- Implementing a robust tech stack that helps teams visualize change
- Following a framework for scoring, ranking, and prioritizing products, including whether or not to retire or kill a product
These processes help even the largest companies better understand current product portfolios and identify any gaps teams need to bridge to optimize business success and nurture continuous growth.
The Anatomy of Customer-Centric Product Portfolio Management Framework
Forrester states that four fundamental principles should influence the design and management of any product portfolio. Each of these principles introduces opportunities to ask important questions around the why, how, and where of a product. This four-part model consists of the following:
This principle gets you to ask “why.” Why should the product or portfolio exist?
That strategy should already target specific customer needs, and the portfolio strategy should support those needs, aligning the product function with its destination. Strategy requires organizations to define, focus, and plan the intended customer value and required functions that match the team’s goals.
Visualizing strategic alignment is essential for organizations to maximize overall portfolio value and differentiation.
This principle gets you to ask “how.” How connected should the business’ portfolio products be?
To answer this question, teams should determine the portfolio’s design, the level of integration between the portfolio mix, and the commercial readiness of the products. Only then will you be able to best deliver each portfolio’s unique capabilities. Orientation requires organizations to architect, integrate, and evaluate the different ways products can connect to find optimal success in commercialization.
The answer to this question should align with team goals and customer needs.
This principle gets you to ask, “where.” Where are the gaps in delivering portfolio capabilities to buyers, if any?

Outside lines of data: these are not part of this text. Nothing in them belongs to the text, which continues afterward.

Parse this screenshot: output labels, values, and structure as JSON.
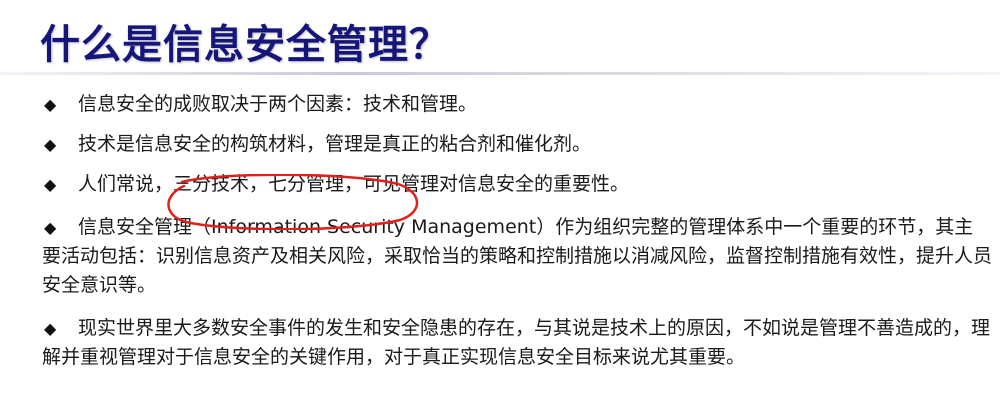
{
  "slide": {
    "title": "什么是信息安全管理？",
    "bullets": [
      {
        "text": "信息安全的成败取决于两个因素：技术和管理。"
      },
      {
        "text": "技术是信息安全的构筑材料，管理是真正的粘合剂和催化剂。"
      },
      {
        "before": "人们常说，",
        "highlight": "三分技术，七分管理，",
        "after": "可见管理对信息安全的重要性。"
      },
      {
        "text": "信息安全管理（Information Security Management）作为组织完整的管理体系中一个重要的环节，其主要活动包括：识别信息资产及相关风险，采取恰当的策略和控制措施以消减风险，监督控制措施有效性，提升人员安全意识等。"
      },
      {
        "text": "现实世界里大多数安全事件的发生和安全隐患的存在，与其说是技术上的原因，不如说是管理不善造成的，理解并重视管理对于信息安全的关键作用，对于真正实现信息安全目标来说尤其重要。"
      }
    ],
    "bullet_glyph": "◆",
    "colors": {
      "title": "#16167a",
      "text": "#1a1a1a",
      "annotation": "#e0201a"
    }
  }
}
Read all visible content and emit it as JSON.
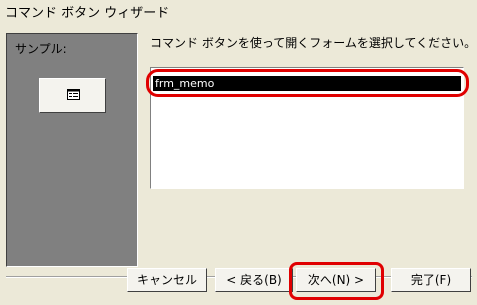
{
  "window": {
    "title": "コマンド ボタン ウィザード"
  },
  "sample": {
    "label": "サンプル:",
    "icon": "form-icon"
  },
  "instruction": "コマンド ボタンを使って開くフォームを選択してください。",
  "forms": {
    "items": [
      "frm_memo"
    ],
    "selected": "frm_memo"
  },
  "buttons": {
    "cancel": "キャンセル",
    "back": "< 戻る(B)",
    "next": "次へ(N) >",
    "finish": "完了(F)"
  },
  "colors": {
    "highlight": "#e00000",
    "selection": "#000000",
    "panel": "#808080"
  }
}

To meet buyer needs and ensure products resonate with audiences, organizations must assess how well their product capabilities map to the required portfolio capabilities. Identifying and prioritizing these discrepancies or imbalances is an essential part of this process that helps a business go to market with greater confidence.
Organizations can better understand where gaps exist and their potential impact by cataloging, mapping, and optimizing capabilities across the portfolio and its product mix. With that knowledge, they can take the most informed corrective actions to meet the customer’s top needs.
This principle gets you to ask “how” once again. How should investment allocations be adjusted?
Establishing a consistent process for all teams to follow that helps guide clear, fact-based decision-making on portfolio investments is key to aligning investments with portfolio objectives. Investment requires organizations to estimate, prioritize, and align their investments so they can adjust as needed.
This analysis can drive continuous improvement when performed at regular intervals by revealing more significant opportunities to increase portfolio value, leaving little room for lower-value ideas.
Bridge the Gap Between Product Strategy and Delivery
Organizations need a continuous analysis process for product portfolio investment from innovation to launch. To effectively manage a customer-centric product portfolio using the principles we have outlined–strategy, orientation, balance, investment–there are four core capabilities every team and organization will need to implement:
- Collect and analyze innovation at the front end to best inform business decisions
- Provide direction through ongoing planning, scoring, and prioritization
- Add speed through agility in project management and resource allocation
- Inform next steps and beyond through in-depth insights into post-launch activity
By maintaining team-centric collaboration and continuous improvement through each product portfolio, organizations can accelerate their time-to-market and increase team efficiency in a way they wouldn’t be able to otherwise.
Watch the entire on-demand webinar with Forrester today to learn more about product portfolio management and see real-world examples of how Planview has helped organizations adopt a similar framework to discover more business success.